1 sandwich slice of turkey (4 1/2" x 2 1/2" x 1/8")

1 small chicken breast half = 3 ounce-equivalents

1/2 Cornish game hen = 4 ounce-equivalents

Seafood 1 ounce cooked fish or shell fish 1 can of tuna, drained = 3 to 4 ounce-equivalents
1 salmon steak = 4 to 6 ounce-equivalents
1 small trout = 3 ounce-equivalents
Eggs 1 egg

3 egg whites = 2 ounce-equivalents
3 egg yolks = 1 ounce-equivalent
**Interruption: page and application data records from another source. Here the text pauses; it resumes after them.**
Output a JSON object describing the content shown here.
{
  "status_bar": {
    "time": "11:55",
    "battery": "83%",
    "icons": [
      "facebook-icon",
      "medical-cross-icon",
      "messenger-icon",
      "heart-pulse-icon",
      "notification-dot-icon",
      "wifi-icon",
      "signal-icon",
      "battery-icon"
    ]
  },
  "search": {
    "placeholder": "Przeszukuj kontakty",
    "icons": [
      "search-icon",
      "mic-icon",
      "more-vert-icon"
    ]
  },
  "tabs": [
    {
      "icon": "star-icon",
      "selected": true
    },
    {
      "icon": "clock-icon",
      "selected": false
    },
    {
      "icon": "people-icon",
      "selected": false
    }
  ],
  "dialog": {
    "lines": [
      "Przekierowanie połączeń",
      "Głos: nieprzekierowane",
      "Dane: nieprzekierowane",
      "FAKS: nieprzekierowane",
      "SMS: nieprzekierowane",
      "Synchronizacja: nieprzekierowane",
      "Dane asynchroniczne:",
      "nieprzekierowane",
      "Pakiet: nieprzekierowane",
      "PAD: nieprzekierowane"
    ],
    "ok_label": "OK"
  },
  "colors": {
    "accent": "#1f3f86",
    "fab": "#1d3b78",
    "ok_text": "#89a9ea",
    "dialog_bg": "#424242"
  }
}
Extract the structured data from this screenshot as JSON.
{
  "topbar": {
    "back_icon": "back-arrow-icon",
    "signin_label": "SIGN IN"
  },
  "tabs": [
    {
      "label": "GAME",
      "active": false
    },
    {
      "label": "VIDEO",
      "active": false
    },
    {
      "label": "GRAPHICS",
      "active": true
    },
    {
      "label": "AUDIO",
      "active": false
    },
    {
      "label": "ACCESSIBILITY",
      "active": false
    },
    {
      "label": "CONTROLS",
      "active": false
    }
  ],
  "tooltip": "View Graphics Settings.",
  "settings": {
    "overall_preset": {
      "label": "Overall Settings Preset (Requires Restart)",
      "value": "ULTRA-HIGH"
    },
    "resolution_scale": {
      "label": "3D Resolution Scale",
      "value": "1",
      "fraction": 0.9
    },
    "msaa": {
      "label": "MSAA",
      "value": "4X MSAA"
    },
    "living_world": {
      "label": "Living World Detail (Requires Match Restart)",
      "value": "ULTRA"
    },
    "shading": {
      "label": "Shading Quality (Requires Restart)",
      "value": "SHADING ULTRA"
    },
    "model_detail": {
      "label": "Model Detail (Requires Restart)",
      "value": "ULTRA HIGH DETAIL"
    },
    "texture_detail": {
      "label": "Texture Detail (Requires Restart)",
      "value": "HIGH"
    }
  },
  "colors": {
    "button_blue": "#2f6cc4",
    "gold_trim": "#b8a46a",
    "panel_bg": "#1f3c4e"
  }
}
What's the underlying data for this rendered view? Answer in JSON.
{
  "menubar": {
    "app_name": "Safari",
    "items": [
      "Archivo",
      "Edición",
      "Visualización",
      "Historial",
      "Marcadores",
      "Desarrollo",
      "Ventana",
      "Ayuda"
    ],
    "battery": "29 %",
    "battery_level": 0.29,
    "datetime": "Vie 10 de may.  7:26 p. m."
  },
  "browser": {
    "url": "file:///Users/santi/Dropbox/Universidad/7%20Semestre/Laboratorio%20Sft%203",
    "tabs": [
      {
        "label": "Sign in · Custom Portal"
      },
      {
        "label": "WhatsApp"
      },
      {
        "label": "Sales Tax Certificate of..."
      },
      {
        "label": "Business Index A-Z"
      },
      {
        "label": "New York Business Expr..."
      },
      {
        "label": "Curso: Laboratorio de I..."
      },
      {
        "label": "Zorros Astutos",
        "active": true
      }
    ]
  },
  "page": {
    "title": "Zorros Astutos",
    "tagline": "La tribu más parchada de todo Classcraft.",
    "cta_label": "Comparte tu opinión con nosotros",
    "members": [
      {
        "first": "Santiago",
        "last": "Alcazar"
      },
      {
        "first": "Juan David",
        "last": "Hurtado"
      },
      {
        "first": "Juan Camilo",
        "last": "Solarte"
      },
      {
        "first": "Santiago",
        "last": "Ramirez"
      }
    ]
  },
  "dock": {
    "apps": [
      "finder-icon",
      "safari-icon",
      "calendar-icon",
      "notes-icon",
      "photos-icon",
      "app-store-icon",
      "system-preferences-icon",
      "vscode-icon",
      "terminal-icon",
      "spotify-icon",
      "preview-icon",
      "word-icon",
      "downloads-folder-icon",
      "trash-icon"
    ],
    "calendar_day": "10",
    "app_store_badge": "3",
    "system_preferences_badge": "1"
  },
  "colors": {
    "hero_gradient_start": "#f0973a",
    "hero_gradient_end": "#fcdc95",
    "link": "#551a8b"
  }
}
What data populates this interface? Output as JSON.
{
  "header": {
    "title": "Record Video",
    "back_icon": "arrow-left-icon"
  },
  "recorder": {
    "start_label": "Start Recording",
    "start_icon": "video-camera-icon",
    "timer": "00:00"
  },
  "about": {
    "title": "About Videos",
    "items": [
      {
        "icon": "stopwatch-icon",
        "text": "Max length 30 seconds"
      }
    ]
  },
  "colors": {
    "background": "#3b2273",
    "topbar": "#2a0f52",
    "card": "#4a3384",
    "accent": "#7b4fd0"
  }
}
Nuts and seeds 1/2 ounce of nuts (12 almonds, 24 pistachios, 7 walnut halves)
1/2 ounce of seeds (pumpkin, sunflower, or squash seeds, hulled, roasted)
1 Tablespoon of peanut butter or almond butter
1 ounce of nuts of seeds = 2 ounce-equivalents
Beans and peas

1/4 cup of cooked beans (such as black, kidney, pinto, or white beans)

1/4 cup of cooked peas (such as chickpeas, cowpeas, lentils, or split peas)
1/4 cup of baked beans, refried beans

1/4 cup (about 2 ounces) of tofu
1 ox. tempeh, cooked
1/4 cup roasted soybeans 1 falafel patty (2 1/4", 4 oz)
2 Tablespoons hummus


1 cup split pea soup = 2 ounce-equivalents
1 cup lentil soup = 2 ounce-equivalents
1 cup bean soup = 2 ounce-equivalents

1 soy or bean burger patty = 2 ounce-equivalents


Selection Tips

  • Choose lean or low-fat meat and poultry. If higher fat choices are made, such as regular ground beef (75-80% lean) or chicken with skin, the fat counts against your maximum limit for empty calories (calories from solid fats or added sugars).
  • If solid fat is added in cooking, such as frying chicken in shortening or frying eggs in butter or stick margarine, this also counts against your maximum limit for empty calories (calories from solid fats and added sugars).
  • Select some seafood that is rich in omega-3 fatty acids, such as salmon, trout, sardines, anchovies, herring, Pacific oysters, and Atlantic and Pacific mackerel.
  • Processed meats such as ham, sausage, frankfurters, and luncheon or deli meats have added sodium. Check the Nutrition Facts label to help limit sodium intake. Fresh chicken, turkey, and pork that have been enhanced with a salt-containing solution also have added sodium. Check the product label for statements such as “self-basting” or “contains up to __% of __”, which mean that a sodium-containing solution has been added to the product.
Source: www.choosemyplate.gov
INTERESTING VIDEO
Physicians Protein Smoothies - Weight Loss Products
Physicians Protein Smoothies - Weight Loss Products
Soy protein products by DuPont Solae - Innovation through
Soy protein products by DuPont Solae - Innovation through ...
Protein
Protein

INTERESTING FACTS
Share this Post